TASK TO COMPLETE :: Your task is to repeat the entries below exactly and to leave their images out.

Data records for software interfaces
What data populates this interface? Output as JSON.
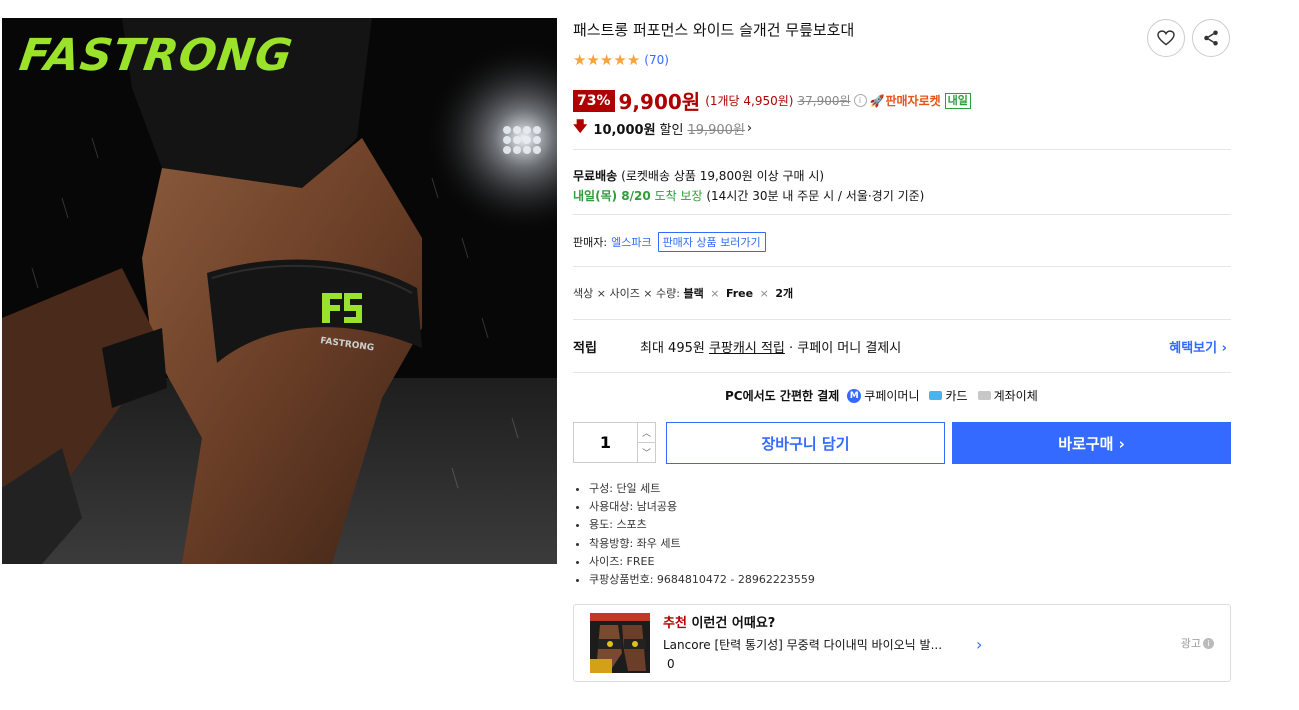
{
  "product_image": {
    "brand_logo": "FASTRONG",
    "band_text": "FASTRONG"
  },
  "product": {
    "title": "패스트롱 퍼포먼스 와이드 슬개건 무릎보호대",
    "rating": {
      "stars": 5,
      "review_count": "(70)"
    },
    "price": {
      "discount_rate": "73%",
      "sale_price": "9,900원",
      "unit_price": "(1개당 4,950원)",
      "original_price": "37,900원",
      "info_icon": "ⓘ",
      "rocket_label": "판매자로켓",
      "arrival_badge": "내일"
    },
    "coupon": {
      "amount": "10,000원",
      "text": "할인",
      "original": "19,900원",
      "arrow": "›"
    }
  },
  "shipping": {
    "free_label": "무료배송",
    "free_detail": "(로켓배송 상품 19,800원 이상 구매 시)",
    "arrival_date": "내일(목) 8/20",
    "arrival_text": "도착 보장",
    "arrival_detail": "(14시간 30분 내 주문 시 / 서울⋅경기 기준)"
  },
  "seller": {
    "label": "판매자:",
    "name": "엘스파크",
    "link_label": "판매자 상품 보러가기"
  },
  "options": {
    "labels": "색상 × 사이즈 × 수량:",
    "color": "블랙",
    "size": "Free",
    "quantity": "2개",
    "sep": "×"
  },
  "reward": {
    "label": "적립",
    "prefix": "최대 495원",
    "cash_link": "쿠팡캐시 적립",
    "suffix": "· 쿠페이 머니 결제시",
    "link_label": "혜택보기 ›"
  },
  "payment": {
    "title": "PC에서도 간편한 결제",
    "methods": [
      "쿠페이머니",
      "카드",
      "계좌이체"
    ]
  },
  "purchase": {
    "quantity": "1",
    "cart_label": "장바구니 담기",
    "buy_label": "바로구매 ›"
  },
  "specs": [
    "구성: 단일 세트",
    "사용대상: 남녀공용",
    "용도: 스포츠",
    "착용방향: 좌우 세트",
    "사이즈: FREE",
    "쿠팡상품번호: 9684810472 - 28962223559"
  ],
  "recommend": {
    "title_red": "추천",
    "title": "이런건 어때요?",
    "product": "Lancore [탄력 통기성] 무중력 다이내믹 바이오닉 발...",
    "price": "0",
    "ad_label": "광고"
  },
  "colors": {
    "accent_blue": "#346aff",
    "price_red": "#ae0000",
    "star_orange": "#f8a23b",
    "green": "#2f9d3a",
    "brand_green": "#9be22a"
  },
  "icons": [
    "heart-icon",
    "share-icon",
    "star-icon",
    "info-icon",
    "rocket-icon",
    "down-arrow-icon",
    "chevron-right-icon",
    "kpay-icon",
    "card-icon",
    "bank-icon",
    "stepper-up-icon",
    "stepper-down-icon"
  ]
}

SOLUTION TO THIS PROBLEM ::
What data populates this interface? Output as JSON.
{
  "product_image": {
    "brand_logo": "FASTRONG",
    "band_text": "FASTRONG"
  },
  "product": {
    "title": "패스트롱 퍼포먼스 와이드 슬개건 무릎보호대",
    "rating": {
      "stars": 5,
      "review_count": "(70)"
    },
    "price": {
      "discount_rate": "73%",
      "sale_price": "9,900원",
      "unit_price": "(1개당 4,950원)",
      "original_price": "37,900원",
      "info_icon": "ⓘ",
      "rocket_label": "판매자로켓",
      "arrival_badge": "내일"
    },
    "coupon": {
      "amount": "10,000원",
      "text": "할인",
      "original": "19,900원",
      "arrow": "›"
    }
  },
  "shipping": {
    "free_label": "무료배송",
    "free_detail": "(로켓배송 상품 19,800원 이상 구매 시)",
    "arrival_date": "내일(목) 8/20",
    "arrival_text": "도착 보장",
    "arrival_detail": "(14시간 30분 내 주문 시 / 서울⋅경기 기준)"
  },
  "seller": {
    "label": "판매자:",
    "name": "엘스파크",
    "link_label": "판매자 상품 보러가기"
  },
  "options": {
    "labels": "색상 × 사이즈 × 수량:",
    "color": "블랙",
    "size": "Free",
    "quantity": "2개",
    "sep": "×"
  },
  "reward": {
    "label": "적립",
    "prefix": "최대 495원",
    "cash_link": "쿠팡캐시 적립",
    "suffix": "· 쿠페이 머니 결제시",
    "link_label": "혜택보기 ›"
  },
  "payment": {
    "title": "PC에서도 간편한 결제",
    "methods": [
      "쿠페이머니",
      "카드",
      "계좌이체"
    ]
  },
  "purchase": {
    "quantity": "1",
    "cart_label": "장바구니 담기",
    "buy_label": "바로구매 ›"
  },
  "specs": [
    "구성: 단일 세트",
    "사용대상: 남녀공용",
    "용도: 스포츠",
    "착용방향: 좌우 세트",
    "사이즈: FREE",
    "쿠팡상품번호: 9684810472 - 28962223559"
  ],
  "recommend": {
    "title_red": "추천",
    "title": "이런건 어때요?",
    "product": "Lancore [탄력 통기성] 무중력 다이내믹 바이오닉 발...",
    "price": "0",
    "ad_label": "광고"
  },
  "colors": {
    "accent_blue": "#346aff",
    "price_red": "#ae0000",
    "star_orange": "#f8a23b",
    "green": "#2f9d3a",
    "brand_green": "#9be22a"
  },
  "icons": [
    "heart-icon",
    "share-icon",
    "star-icon",
    "info-icon",
    "rocket-icon",
    "down-arrow-icon",
    "chevron-right-icon",
    "kpay-icon",
    "card-icon",
    "bank-icon",
    "stepper-up-icon",
    "stepper-down-icon"
  ]
}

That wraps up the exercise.